EXERCISE DIRECTIONS » Take every line containing "background" out of the records.
*** DATA TO PROCESS ***
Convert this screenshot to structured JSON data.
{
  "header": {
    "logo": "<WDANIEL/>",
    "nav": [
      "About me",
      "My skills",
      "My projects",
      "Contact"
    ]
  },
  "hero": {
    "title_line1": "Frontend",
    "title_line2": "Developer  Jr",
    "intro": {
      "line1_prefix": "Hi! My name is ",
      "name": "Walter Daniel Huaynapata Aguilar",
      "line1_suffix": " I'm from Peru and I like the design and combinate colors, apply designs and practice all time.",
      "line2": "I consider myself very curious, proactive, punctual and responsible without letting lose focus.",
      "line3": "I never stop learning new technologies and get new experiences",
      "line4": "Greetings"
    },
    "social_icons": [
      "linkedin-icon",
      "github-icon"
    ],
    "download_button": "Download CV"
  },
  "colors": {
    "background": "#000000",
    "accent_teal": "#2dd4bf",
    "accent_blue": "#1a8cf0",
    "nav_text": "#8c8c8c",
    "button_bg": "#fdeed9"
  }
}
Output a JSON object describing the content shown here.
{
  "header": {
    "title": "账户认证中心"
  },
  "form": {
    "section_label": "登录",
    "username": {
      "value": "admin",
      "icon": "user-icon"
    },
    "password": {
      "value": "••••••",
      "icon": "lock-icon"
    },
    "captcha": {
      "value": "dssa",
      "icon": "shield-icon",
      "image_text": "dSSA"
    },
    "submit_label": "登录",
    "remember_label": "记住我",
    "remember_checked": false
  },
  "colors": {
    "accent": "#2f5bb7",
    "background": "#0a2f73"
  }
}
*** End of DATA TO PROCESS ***
EXERCISE RESULT »
    "background": "#000000",
    "background": "#0a2f73"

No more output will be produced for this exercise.